▸ WHAT YOU SHOULD DO
Retype each of the records below exactly, leaving the pictures out.

[Component data from apps and pages]
[Start of Attachment]

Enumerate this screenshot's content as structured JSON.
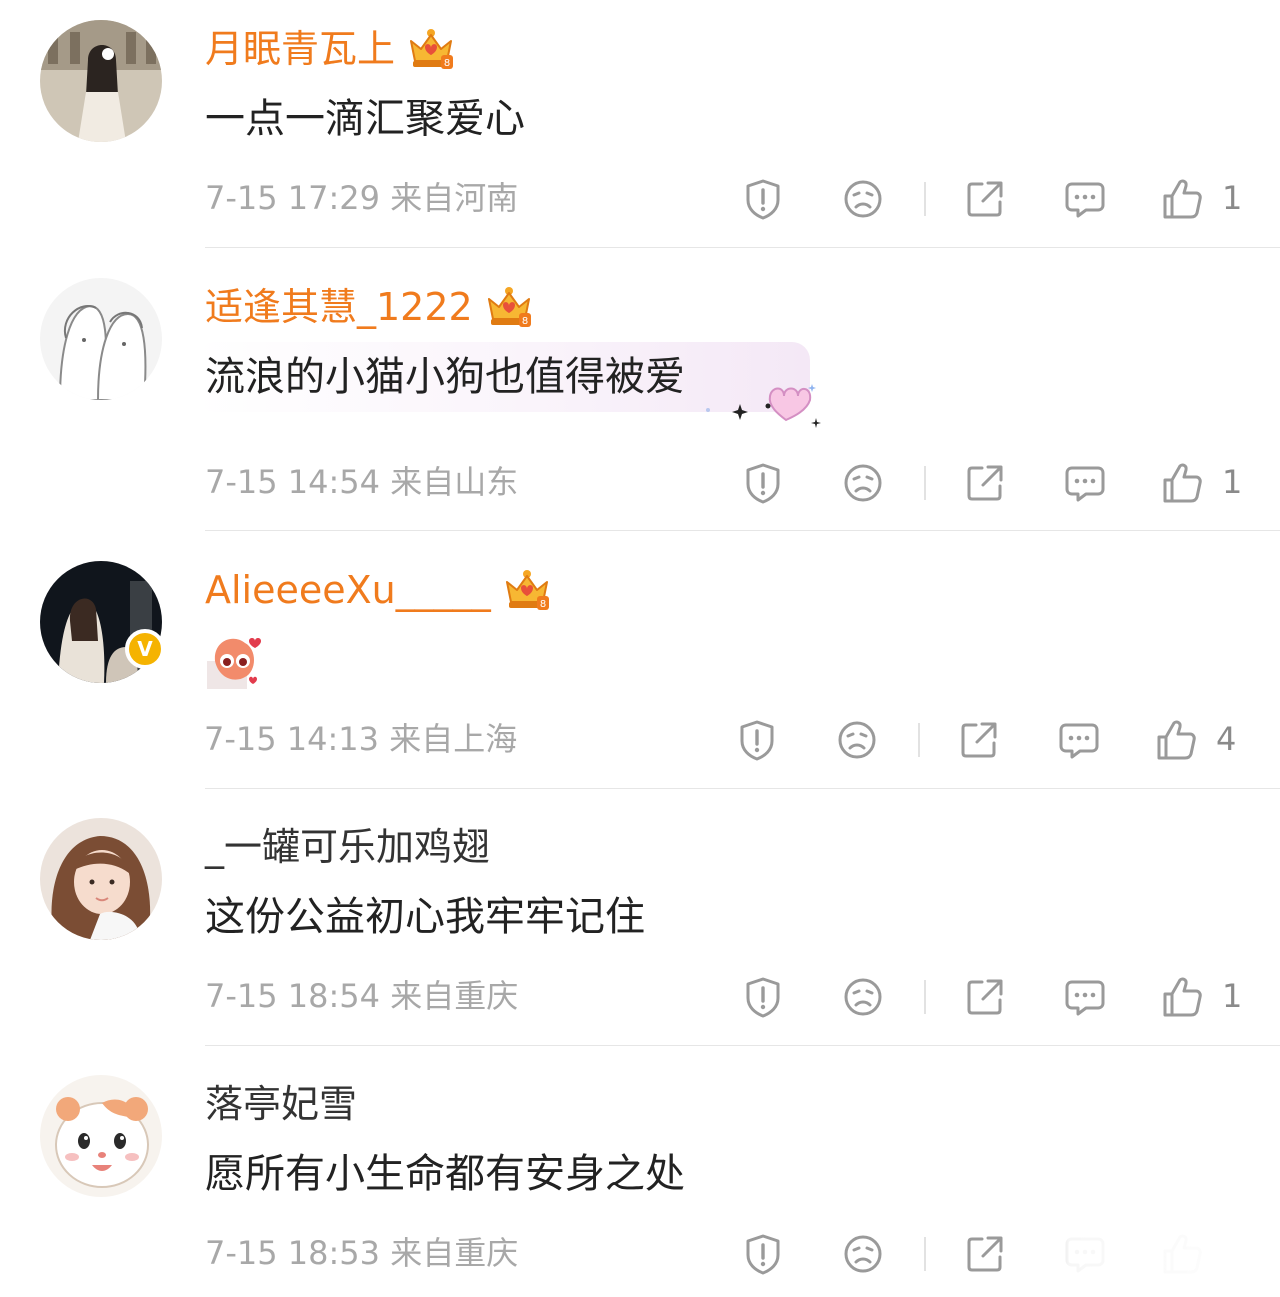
{
  "colors": {
    "vip_name": "#f07b1d",
    "normal_name": "#333333",
    "text": "#222222",
    "meta": "#a8a8a8",
    "icon": "#9a9a9a",
    "verified_badge": "#f5b301"
  },
  "comments": [
    {
      "username": "月眠青瓦上",
      "vip": true,
      "text": "一点一滴汇聚爱心",
      "meta": "7-15 17:29  来自河南",
      "like_count": "1",
      "icons": [
        "report-icon",
        "dislike-icon",
        "share-icon",
        "comment-icon",
        "thumbs-up-icon"
      ]
    },
    {
      "username": "适逢其慧_1222",
      "vip": true,
      "text": "流浪的小猫小狗也值得被爱",
      "meta": "7-15 14:54  来自山东",
      "like_count": "1",
      "decoration": "heart-sparkle"
    },
    {
      "username": "AlieeeeXu_____",
      "vip": true,
      "verified": true,
      "verified_label": "V",
      "text": "",
      "sticker": "cute-face-sticker",
      "meta": "7-15 14:13  来自上海",
      "like_count": "4"
    },
    {
      "username": "_一罐可乐加鸡翅",
      "vip": false,
      "text": "这份公益初心我牢牢记住",
      "meta": "7-15 18:54  来自重庆",
      "like_count": "1"
    },
    {
      "username": "落亭妃雪",
      "vip": false,
      "text": "愿所有小生命都有安身之处",
      "meta": "7-15 18:53  来自重庆",
      "like_count": ""
    }
  ]
}
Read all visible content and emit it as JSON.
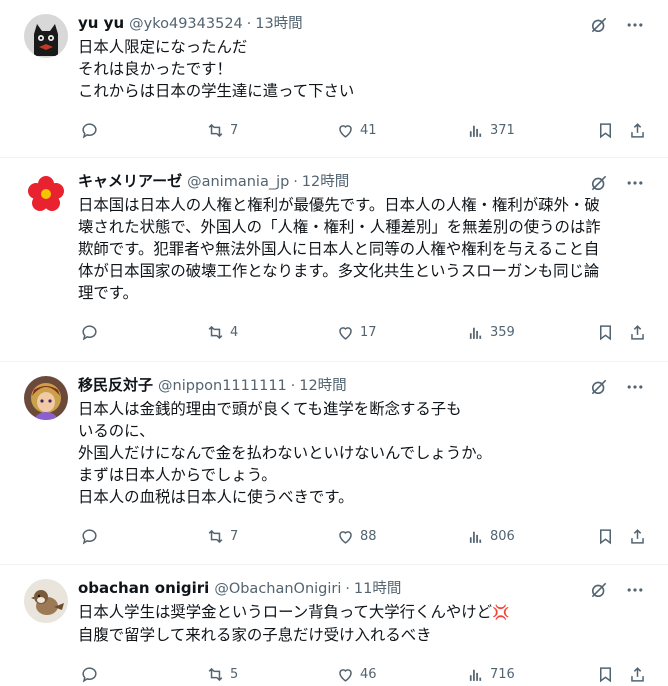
{
  "posts": [
    {
      "name": "yu yu",
      "handle": "@yko49343524",
      "time": "13時間",
      "lines": [
        "日本人限定になったんだ",
        "それは良かったです！",
        "これからは日本の学生達に遣って下さい"
      ],
      "retweets": "7",
      "likes": "41",
      "views": "371",
      "avatar": "black-cat-icon"
    },
    {
      "name": "キャメリアーゼ",
      "handle": "@animania_jp",
      "time": "12時間",
      "lines": [
        "日本国は日本人の人権と権利が最優先です。日本人の人権・権利が疎外・破",
        "壊された状態で、外国人の「人権・権利・人種差別」を無差別の使うのは詐",
        "欺師です。犯罪者や無法外国人に日本人と同等の人権や権利を与えること自",
        "体が日本国家の破壊工作となります。多文化共生というスローガンも同じ論",
        "理です。"
      ],
      "retweets": "4",
      "likes": "17",
      "views": "359",
      "avatar": "camellia-flower-icon"
    },
    {
      "name": "移民反対子",
      "handle": "@nippon1111111",
      "time": "12時間",
      "lines": [
        "日本人は金銭的理由で頭が良くても進学を断念する子も",
        "いるのに、",
        "外国人だけになんで金を払わないといけないんでしょうか。",
        "まずは日本人からでしょう。",
        "日本人の血税は日本人に使うべきです。"
      ],
      "retweets": "7",
      "likes": "88",
      "views": "806",
      "avatar": "anime-character-icon"
    },
    {
      "name": "obachan onigiri",
      "handle": "@ObachanOnigiri",
      "time": "11時間",
      "lines": [
        "日本人学生は奨学金というローン背負って大学行くんやけど",
        "自腹で留学して来れる家の子息だけ受け入れるべき"
      ],
      "emoji": "💢",
      "retweets": "5",
      "likes": "46",
      "views": "716",
      "avatar": "sparrow-bird-icon"
    }
  ],
  "separator": "·",
  "colors": {
    "text": "#0f1419",
    "muted": "#536471",
    "border": "#eff3f4",
    "accent": "#f91880"
  }
}
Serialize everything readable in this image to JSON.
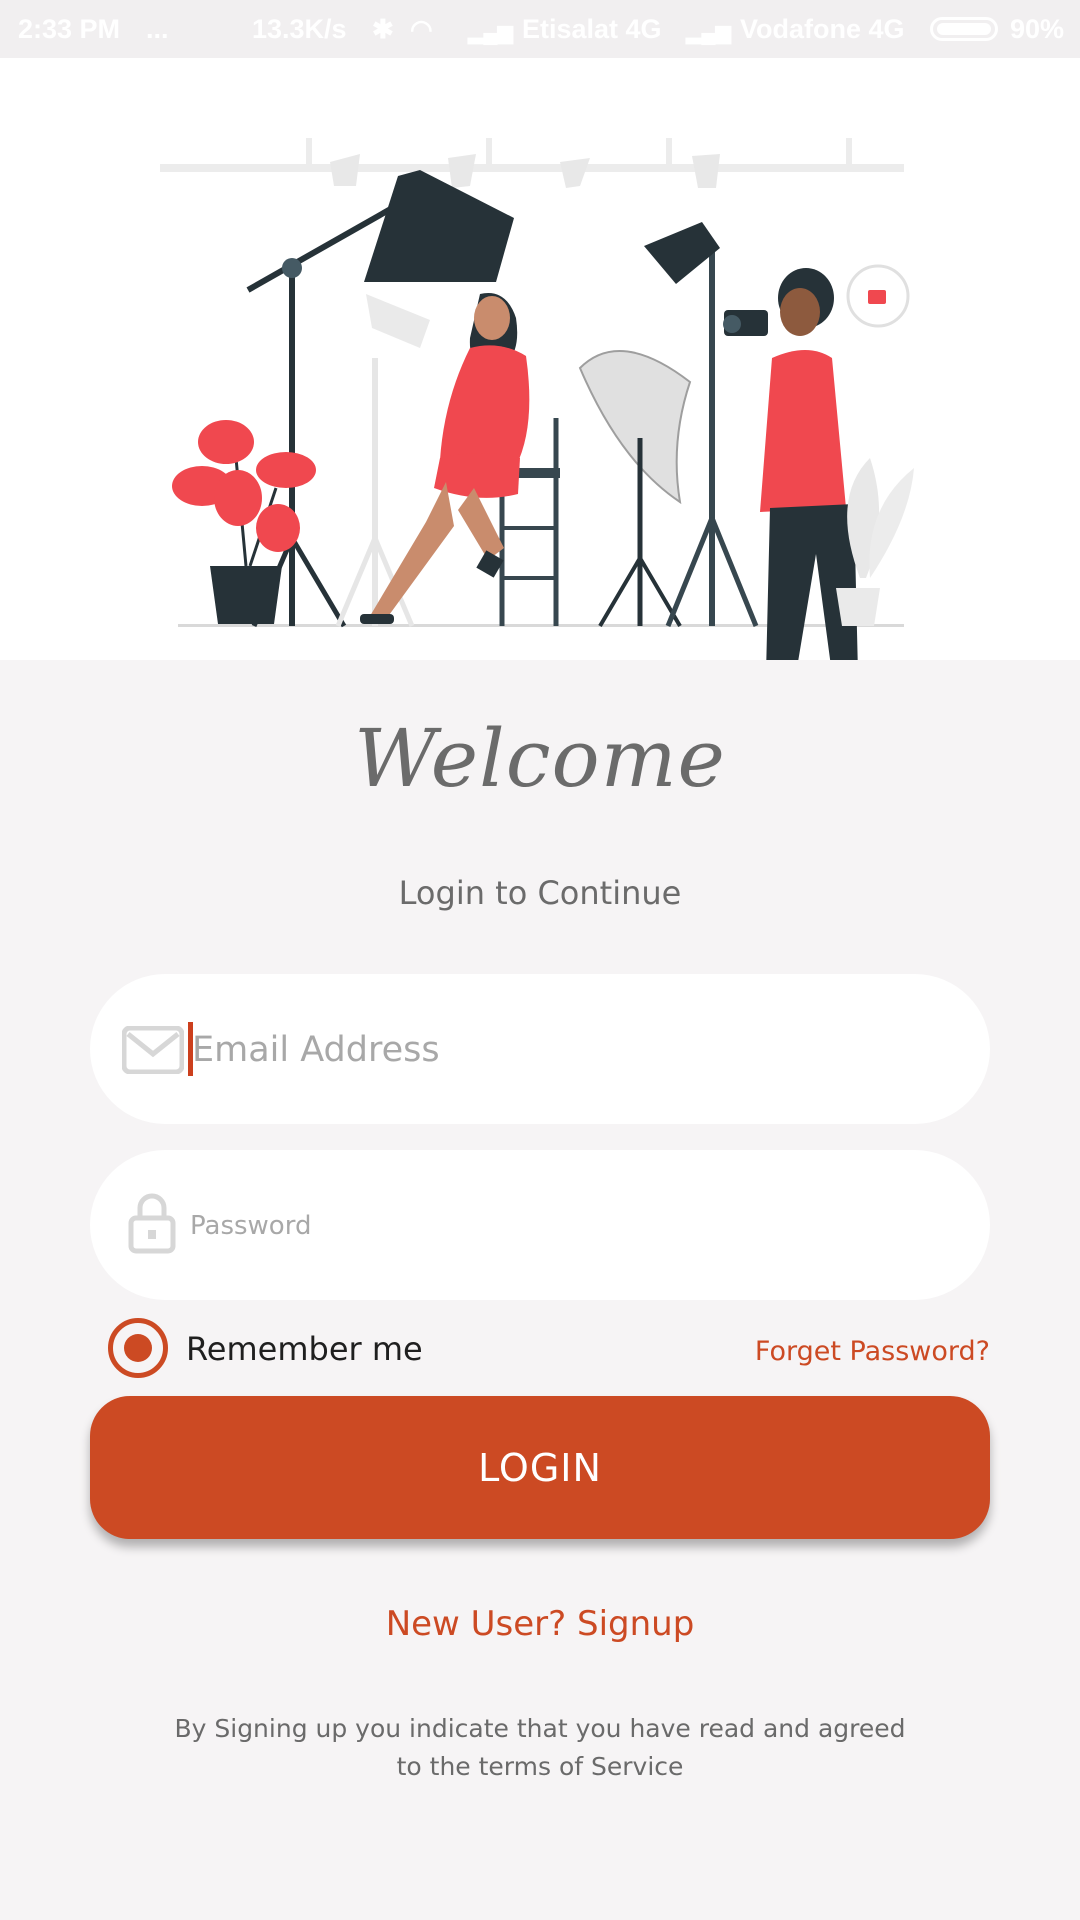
{
  "status_bar": {
    "time": "2:33 PM",
    "more": "...",
    "network_speed": "13.3K/s",
    "carrier_1": "Etisalat 4G",
    "carrier_2": "Vodafone 4G",
    "battery": "90%",
    "icons": [
      "bluetooth-icon",
      "wifi-icon",
      "signal-icon",
      "battery-icon"
    ]
  },
  "hero": {
    "illustration": "photo-studio-illustration"
  },
  "welcome": {
    "title": "Welcome",
    "subtitle": "Login to Continue"
  },
  "form": {
    "email_placeholder": "Email Address",
    "password_placeholder": "Password",
    "remember_label": "Remember me",
    "remember_checked": true,
    "forgot_label": "Forget Password?",
    "login_label": "LOGIN"
  },
  "footer": {
    "signup_label": "New User? Signup",
    "terms_text": "By Signing up you indicate that you have read and agreed to the terms of Service"
  },
  "colors": {
    "accent": "#cc4a23",
    "background": "#f6f4f5",
    "text_muted": "#6b6b6b"
  }
}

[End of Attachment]

▸ RESPONSE TO THIS EXERCISE
Enumerate this screenshot's content as structured JSON.
{
  "colors": {
    "vip_name": "#f07b1d",
    "normal_name": "#333333",
    "text": "#222222",
    "meta": "#a8a8a8",
    "icon": "#9a9a9a",
    "verified_badge": "#f5b301"
  },
  "comments": [
    {
      "username": "月眠青瓦上",
      "vip": true,
      "text": "一点一滴汇聚爱心",
      "meta": "7-15 17:29  来自河南",
      "like_count": "1",
      "icons": [
        "report-icon",
        "dislike-icon",
        "share-icon",
        "comment-icon",
        "thumbs-up-icon"
      ]
    },
    {
      "username": "适逢其慧_1222",
      "vip": true,
      "text": "流浪的小猫小狗也值得被爱",
      "meta": "7-15 14:54  来自山东",
      "like_count": "1",
      "decoration": "heart-sparkle"
    },
    {
      "username": "AlieeeeXu_____",
      "vip": true,
      "verified": true,
      "verified_label": "V",
      "text": "",
      "sticker": "cute-face-sticker",
      "meta": "7-15 14:13  来自上海",
      "like_count": "4"
    },
    {
      "username": "_一罐可乐加鸡翅",
      "vip": false,
      "text": "这份公益初心我牢牢记住",
      "meta": "7-15 18:54  来自重庆",
      "like_count": "1"
    },
    {
      "username": "落亭妃雪",
      "vip": false,
      "text": "愿所有小生命都有安身之处",
      "meta": "7-15 18:53  来自重庆",
      "like_count": ""
    }
  ]
}
Read all visible content and emit it as JSON.
{
  "posts": [
    {
      "name": "yu yu",
      "handle": "@yko49343524",
      "time": "13時間",
      "lines": [
        "日本人限定になったんだ",
        "それは良かったです！",
        "これからは日本の学生達に遣って下さい"
      ],
      "retweets": "7",
      "likes": "41",
      "views": "371",
      "avatar": "black-cat-icon"
    },
    {
      "name": "キャメリアーゼ",
      "handle": "@animania_jp",
      "time": "12時間",
      "lines": [
        "日本国は日本人の人権と権利が最優先です。日本人の人権・権利が疎外・破",
        "壊された状態で、外国人の「人権・権利・人種差別」を無差別の使うのは詐",
        "欺師です。犯罪者や無法外国人に日本人と同等の人権や権利を与えること自",
        "体が日本国家の破壊工作となります。多文化共生というスローガンも同じ論",
        "理です。"
      ],
      "retweets": "4",
      "likes": "17",
      "views": "359",
      "avatar": "camellia-flower-icon"
    },
    {
      "name": "移民反対子",
      "handle": "@nippon1111111",
      "time": "12時間",
      "lines": [
        "日本人は金銭的理由で頭が良くても進学を断念する子も",
        "いるのに、",
        "外国人だけになんで金を払わないといけないんでしょうか。",
        "まずは日本人からでしょう。",
        "日本人の血税は日本人に使うべきです。"
      ],
      "retweets": "7",
      "likes": "88",
      "views": "806",
      "avatar": "anime-character-icon"
    },
    {
      "name": "obachan onigiri",
      "handle": "@ObachanOnigiri",
      "time": "11時間",
      "lines": [
        "日本人学生は奨学金というローン背負って大学行くんやけど",
        "自腹で留学して来れる家の子息だけ受け入れるべき"
      ],
      "emoji": "💢",
      "retweets": "5",
      "likes": "46",
      "views": "716",
      "avatar": "sparrow-bird-icon"
    }
  ],
  "separator": "·",
  "colors": {
    "text": "#0f1419",
    "muted": "#536471",
    "border": "#eff3f4",
    "accent": "#f91880"
  }
}
Serialize everything readable in this image to JSON.
{
  "status_bar": {
    "time": "2:33 PM",
    "more": "...",
    "network_speed": "13.3K/s",
    "carrier_1": "Etisalat 4G",
    "carrier_2": "Vodafone 4G",
    "battery": "90%",
    "icons": [
      "bluetooth-icon",
      "wifi-icon",
      "signal-icon",
      "battery-icon"
    ]
  },
  "hero": {
    "illustration": "photo-studio-illustration"
  },
  "welcome": {
    "title": "Welcome",
    "subtitle": "Login to Continue"
  },
  "form": {
    "email_placeholder": "Email Address",
    "password_placeholder": "Password",
    "remember_label": "Remember me",
    "remember_checked": true,
    "forgot_label": "Forget Password?",
    "login_label": "LOGIN"
  },
  "footer": {
    "signup_label": "New User? Signup",
    "terms_text": "By Signing up you indicate that you have read and agreed to the terms of Service"
  },
  "colors": {
    "accent": "#cc4a23",
    "background": "#f6f4f5",
    "text_muted": "#6b6b6b"
  }
}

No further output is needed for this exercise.